(WHAT THE TASK REQUIRES):
Copy every line in the listing that contains "label".

***

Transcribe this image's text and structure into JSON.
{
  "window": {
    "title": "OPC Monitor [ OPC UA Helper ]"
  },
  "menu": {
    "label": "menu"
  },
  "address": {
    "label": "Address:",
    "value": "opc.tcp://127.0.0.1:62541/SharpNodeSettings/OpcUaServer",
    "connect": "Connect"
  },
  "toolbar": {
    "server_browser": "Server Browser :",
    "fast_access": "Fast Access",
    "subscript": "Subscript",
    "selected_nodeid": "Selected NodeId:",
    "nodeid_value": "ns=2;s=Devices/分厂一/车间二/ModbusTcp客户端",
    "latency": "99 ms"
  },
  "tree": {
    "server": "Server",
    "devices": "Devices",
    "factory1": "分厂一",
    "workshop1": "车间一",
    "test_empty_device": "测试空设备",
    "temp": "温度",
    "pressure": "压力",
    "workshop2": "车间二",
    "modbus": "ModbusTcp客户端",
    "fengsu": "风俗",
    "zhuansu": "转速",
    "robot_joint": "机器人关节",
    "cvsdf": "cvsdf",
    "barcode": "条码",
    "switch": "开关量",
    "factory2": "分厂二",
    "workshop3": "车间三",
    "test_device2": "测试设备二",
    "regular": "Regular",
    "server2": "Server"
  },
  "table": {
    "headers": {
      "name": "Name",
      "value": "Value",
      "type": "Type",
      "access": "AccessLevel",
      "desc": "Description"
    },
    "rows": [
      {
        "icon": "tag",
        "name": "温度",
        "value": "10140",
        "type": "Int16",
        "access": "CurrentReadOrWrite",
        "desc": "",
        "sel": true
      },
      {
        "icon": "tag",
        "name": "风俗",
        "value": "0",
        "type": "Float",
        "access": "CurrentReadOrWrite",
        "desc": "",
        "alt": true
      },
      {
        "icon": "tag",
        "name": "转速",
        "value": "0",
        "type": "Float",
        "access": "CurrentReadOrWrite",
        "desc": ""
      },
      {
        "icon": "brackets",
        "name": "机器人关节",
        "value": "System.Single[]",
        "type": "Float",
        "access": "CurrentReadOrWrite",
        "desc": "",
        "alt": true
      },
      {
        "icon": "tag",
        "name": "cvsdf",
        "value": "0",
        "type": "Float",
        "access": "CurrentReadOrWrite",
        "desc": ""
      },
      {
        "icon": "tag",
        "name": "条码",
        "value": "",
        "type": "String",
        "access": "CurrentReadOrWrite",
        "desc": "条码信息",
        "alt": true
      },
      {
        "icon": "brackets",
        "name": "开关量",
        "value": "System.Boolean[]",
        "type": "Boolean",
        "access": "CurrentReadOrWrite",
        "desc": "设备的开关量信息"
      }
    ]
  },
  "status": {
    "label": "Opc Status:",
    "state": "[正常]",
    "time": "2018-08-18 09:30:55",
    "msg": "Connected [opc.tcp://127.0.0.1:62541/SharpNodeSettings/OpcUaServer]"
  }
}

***

(COMPLETED TASK):
    "label": "menu"
    "label": "Address:",
    "label": "Opc Status:",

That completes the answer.